• The problem: Take from the data every line in which the word "with" is found.

• Study material:
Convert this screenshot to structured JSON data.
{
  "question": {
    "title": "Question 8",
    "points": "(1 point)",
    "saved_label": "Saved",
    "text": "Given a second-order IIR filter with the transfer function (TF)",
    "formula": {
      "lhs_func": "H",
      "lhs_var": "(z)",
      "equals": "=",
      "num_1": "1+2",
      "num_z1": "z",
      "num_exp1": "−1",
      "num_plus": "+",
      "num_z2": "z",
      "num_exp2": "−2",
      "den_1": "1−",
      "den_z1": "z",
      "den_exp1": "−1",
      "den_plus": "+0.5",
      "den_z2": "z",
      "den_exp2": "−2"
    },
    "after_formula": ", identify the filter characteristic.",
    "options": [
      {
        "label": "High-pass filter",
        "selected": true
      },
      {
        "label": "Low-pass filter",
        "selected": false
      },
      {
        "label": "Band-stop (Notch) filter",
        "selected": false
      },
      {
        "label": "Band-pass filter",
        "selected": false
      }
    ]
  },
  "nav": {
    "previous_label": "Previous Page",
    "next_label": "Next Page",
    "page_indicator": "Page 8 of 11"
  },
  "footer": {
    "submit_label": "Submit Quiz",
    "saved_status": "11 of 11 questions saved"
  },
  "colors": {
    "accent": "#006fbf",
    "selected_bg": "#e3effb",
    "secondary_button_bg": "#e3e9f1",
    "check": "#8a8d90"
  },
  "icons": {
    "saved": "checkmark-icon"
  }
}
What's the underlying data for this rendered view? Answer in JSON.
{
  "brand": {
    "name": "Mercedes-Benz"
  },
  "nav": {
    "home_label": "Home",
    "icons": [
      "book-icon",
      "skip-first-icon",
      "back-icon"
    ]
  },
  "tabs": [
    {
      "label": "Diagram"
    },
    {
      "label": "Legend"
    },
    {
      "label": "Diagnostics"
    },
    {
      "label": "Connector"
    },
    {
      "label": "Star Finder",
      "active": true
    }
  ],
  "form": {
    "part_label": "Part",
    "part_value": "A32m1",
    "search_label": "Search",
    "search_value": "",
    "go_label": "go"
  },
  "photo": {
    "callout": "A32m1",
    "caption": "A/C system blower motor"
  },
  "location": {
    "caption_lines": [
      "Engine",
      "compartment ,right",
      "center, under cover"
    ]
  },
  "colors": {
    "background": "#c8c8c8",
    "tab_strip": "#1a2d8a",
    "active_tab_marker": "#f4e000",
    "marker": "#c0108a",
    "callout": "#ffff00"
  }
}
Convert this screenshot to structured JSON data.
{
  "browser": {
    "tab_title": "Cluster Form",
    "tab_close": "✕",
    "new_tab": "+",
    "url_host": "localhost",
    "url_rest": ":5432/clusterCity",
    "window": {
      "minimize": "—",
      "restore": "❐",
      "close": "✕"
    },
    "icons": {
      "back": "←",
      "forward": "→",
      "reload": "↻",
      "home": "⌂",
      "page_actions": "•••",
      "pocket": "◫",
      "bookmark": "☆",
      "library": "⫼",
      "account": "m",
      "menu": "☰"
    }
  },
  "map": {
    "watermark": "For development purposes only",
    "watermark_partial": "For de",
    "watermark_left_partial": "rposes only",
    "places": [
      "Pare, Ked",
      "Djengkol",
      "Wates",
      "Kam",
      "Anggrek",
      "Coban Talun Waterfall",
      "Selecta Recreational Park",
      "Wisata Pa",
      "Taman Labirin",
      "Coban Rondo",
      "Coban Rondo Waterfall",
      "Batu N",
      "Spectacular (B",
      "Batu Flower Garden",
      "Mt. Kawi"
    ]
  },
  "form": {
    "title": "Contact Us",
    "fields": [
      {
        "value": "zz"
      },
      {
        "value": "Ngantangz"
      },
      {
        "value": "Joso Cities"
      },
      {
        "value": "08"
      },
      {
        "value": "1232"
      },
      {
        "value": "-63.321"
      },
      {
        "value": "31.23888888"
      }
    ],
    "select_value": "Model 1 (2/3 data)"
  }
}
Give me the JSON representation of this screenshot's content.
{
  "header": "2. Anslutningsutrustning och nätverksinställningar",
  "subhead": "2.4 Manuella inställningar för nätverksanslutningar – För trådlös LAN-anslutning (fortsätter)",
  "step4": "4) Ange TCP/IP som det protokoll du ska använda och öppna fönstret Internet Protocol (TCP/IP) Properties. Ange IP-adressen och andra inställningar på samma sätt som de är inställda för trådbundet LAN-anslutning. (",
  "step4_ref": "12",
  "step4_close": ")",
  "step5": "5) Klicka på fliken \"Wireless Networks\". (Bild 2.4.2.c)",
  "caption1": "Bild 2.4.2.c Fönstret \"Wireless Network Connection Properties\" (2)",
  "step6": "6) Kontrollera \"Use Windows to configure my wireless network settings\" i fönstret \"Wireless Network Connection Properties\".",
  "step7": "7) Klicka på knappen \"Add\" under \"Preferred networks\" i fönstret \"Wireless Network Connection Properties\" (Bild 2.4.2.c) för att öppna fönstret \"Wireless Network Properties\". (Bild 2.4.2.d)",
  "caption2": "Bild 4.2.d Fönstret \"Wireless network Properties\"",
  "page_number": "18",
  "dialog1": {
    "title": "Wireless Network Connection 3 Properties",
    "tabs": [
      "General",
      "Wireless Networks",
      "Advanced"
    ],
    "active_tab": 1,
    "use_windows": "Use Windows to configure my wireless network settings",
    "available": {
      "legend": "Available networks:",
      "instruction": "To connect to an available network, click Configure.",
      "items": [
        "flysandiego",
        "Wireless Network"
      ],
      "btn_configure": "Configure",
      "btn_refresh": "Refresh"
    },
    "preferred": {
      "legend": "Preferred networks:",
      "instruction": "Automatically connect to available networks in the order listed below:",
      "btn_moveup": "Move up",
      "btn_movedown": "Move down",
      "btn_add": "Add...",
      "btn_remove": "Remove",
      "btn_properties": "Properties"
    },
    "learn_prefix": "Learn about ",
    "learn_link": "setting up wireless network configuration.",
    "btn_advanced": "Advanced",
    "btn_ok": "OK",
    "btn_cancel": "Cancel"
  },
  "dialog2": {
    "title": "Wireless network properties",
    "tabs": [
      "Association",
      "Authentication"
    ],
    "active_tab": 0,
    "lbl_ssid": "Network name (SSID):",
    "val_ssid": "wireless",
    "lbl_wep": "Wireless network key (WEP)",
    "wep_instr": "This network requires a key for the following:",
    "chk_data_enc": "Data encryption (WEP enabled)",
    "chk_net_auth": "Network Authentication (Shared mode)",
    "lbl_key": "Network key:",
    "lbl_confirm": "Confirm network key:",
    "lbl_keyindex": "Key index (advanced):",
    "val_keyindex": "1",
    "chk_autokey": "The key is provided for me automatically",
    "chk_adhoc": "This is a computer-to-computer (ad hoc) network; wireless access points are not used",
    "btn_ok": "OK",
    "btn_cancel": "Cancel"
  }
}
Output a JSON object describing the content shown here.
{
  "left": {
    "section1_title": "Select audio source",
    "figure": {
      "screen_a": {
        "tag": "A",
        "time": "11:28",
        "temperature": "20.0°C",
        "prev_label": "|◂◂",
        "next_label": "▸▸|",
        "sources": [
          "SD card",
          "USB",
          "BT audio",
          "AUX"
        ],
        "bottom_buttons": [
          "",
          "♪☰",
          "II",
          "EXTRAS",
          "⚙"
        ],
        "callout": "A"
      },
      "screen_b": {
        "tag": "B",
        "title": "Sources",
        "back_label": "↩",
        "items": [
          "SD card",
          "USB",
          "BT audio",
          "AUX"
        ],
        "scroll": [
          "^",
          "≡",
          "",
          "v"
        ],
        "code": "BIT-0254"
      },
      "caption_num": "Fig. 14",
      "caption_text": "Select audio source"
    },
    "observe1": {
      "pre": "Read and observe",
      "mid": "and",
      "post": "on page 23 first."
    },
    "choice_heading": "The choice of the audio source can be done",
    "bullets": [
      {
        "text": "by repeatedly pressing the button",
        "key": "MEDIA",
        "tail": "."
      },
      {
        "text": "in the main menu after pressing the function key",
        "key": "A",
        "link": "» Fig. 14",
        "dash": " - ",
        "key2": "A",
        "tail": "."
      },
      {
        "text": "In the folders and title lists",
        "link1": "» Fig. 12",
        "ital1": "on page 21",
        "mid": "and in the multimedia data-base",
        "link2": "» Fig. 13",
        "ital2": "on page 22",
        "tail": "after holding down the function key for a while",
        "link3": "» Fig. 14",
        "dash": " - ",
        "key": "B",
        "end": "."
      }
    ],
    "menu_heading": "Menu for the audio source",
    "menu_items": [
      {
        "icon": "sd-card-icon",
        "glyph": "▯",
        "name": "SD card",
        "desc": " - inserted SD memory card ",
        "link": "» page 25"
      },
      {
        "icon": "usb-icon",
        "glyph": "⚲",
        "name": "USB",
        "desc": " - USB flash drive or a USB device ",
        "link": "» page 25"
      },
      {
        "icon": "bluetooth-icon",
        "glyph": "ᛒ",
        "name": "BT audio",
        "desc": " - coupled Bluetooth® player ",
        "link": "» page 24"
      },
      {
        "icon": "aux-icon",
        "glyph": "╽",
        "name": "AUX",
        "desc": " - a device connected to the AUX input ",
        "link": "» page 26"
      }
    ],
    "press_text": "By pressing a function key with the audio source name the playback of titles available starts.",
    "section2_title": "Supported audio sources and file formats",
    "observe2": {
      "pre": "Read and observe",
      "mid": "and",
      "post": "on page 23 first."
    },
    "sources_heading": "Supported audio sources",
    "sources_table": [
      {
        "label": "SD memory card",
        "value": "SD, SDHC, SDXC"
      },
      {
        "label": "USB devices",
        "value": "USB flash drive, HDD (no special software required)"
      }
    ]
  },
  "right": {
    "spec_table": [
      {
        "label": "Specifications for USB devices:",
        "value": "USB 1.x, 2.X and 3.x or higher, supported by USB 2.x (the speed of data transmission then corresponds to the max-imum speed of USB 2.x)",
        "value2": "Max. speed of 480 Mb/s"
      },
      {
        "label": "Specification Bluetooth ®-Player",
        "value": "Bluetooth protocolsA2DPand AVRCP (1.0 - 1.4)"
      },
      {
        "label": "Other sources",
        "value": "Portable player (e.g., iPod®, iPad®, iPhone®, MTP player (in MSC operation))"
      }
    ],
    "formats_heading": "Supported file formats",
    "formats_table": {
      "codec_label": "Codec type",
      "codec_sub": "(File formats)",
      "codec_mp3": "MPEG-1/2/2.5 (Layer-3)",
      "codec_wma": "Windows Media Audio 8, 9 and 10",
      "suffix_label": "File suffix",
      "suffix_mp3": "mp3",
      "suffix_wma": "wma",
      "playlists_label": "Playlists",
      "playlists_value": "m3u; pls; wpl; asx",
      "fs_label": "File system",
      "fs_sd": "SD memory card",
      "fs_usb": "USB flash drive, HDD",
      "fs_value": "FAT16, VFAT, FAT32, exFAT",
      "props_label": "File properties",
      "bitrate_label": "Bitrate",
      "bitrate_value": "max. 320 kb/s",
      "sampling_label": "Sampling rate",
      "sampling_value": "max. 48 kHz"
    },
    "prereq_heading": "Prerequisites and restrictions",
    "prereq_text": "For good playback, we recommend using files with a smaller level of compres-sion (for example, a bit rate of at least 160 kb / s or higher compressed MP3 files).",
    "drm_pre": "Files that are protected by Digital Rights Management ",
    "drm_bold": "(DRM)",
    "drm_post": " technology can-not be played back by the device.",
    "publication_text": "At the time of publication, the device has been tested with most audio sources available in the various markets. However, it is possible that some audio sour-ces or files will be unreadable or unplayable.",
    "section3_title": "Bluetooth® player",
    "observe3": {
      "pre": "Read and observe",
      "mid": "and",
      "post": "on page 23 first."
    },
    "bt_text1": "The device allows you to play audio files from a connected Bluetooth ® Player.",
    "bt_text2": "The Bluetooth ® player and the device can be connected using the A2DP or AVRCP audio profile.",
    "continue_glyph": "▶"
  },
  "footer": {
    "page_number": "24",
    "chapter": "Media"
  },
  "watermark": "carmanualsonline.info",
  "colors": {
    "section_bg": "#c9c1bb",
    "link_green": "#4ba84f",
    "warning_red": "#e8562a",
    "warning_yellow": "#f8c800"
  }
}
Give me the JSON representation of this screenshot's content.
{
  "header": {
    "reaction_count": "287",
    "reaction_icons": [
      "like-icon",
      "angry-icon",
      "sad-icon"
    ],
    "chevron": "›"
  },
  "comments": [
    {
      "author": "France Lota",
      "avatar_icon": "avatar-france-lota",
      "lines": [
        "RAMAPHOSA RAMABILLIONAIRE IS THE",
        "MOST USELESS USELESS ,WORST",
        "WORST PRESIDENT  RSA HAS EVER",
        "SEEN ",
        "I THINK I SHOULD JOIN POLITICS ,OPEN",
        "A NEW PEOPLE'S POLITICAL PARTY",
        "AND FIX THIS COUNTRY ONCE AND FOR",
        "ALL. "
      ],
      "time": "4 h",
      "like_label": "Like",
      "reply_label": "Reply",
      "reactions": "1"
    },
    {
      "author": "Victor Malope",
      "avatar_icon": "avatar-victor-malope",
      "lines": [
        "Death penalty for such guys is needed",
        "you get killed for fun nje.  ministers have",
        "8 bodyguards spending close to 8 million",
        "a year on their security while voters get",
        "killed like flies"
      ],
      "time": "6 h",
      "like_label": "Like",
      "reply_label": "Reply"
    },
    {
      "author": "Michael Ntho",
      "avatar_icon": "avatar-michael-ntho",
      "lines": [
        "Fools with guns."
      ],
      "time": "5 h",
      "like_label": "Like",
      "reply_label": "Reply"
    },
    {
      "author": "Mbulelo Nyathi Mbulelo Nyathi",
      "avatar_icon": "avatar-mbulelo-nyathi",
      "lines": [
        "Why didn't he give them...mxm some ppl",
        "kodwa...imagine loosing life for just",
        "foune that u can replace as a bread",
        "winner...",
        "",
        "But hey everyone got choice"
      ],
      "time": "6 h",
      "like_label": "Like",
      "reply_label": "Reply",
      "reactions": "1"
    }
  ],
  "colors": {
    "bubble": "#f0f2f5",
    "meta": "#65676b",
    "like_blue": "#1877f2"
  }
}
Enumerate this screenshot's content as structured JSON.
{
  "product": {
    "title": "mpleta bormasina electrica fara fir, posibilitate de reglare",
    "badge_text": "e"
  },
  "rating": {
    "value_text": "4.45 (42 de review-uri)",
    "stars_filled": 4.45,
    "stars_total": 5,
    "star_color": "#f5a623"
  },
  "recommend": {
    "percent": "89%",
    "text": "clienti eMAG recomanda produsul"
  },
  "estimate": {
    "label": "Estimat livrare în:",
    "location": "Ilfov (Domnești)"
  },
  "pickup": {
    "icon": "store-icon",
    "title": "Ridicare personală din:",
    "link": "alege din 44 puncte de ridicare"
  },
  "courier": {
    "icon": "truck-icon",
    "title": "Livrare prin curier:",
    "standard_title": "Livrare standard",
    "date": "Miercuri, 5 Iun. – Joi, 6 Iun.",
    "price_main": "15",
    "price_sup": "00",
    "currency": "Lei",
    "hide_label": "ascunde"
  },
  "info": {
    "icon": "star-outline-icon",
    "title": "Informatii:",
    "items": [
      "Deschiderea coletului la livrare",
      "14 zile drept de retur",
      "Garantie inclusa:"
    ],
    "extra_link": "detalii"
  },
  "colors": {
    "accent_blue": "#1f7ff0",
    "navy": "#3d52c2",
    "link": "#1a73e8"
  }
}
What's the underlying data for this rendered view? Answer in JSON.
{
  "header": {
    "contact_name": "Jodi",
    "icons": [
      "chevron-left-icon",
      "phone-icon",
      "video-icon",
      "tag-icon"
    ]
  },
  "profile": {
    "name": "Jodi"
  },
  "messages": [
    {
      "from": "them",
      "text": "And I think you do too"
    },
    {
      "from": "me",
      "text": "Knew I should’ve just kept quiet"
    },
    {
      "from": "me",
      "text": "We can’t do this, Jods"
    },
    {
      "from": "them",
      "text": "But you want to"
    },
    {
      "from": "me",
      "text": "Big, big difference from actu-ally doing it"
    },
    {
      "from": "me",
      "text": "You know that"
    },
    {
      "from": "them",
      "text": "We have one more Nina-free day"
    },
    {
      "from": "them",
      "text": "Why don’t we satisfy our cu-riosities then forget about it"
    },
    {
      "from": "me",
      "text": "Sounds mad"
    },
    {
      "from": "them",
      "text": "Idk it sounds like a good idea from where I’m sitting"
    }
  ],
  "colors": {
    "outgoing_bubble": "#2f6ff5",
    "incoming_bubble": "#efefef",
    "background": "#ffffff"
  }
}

• Output of the task:
    "text": "Given a second-order IIR filter with the transfer function (TF)",
    "press_text": "By pressing a function key with the audio source name the playback of titles available starts.",
    "prereq_text": "For good playback, we recommend using files with a smaller level of compres-sion (for example, a bit rate of at least 160 kb / s or higher compressed MP3 files).",
    "publication_text": "At the time of publication, the device has been tested with most audio sources available in the various markets. However, it is possible that some audio sour-ces or files will be unreadable or unplayable.",
        "Fools with guns."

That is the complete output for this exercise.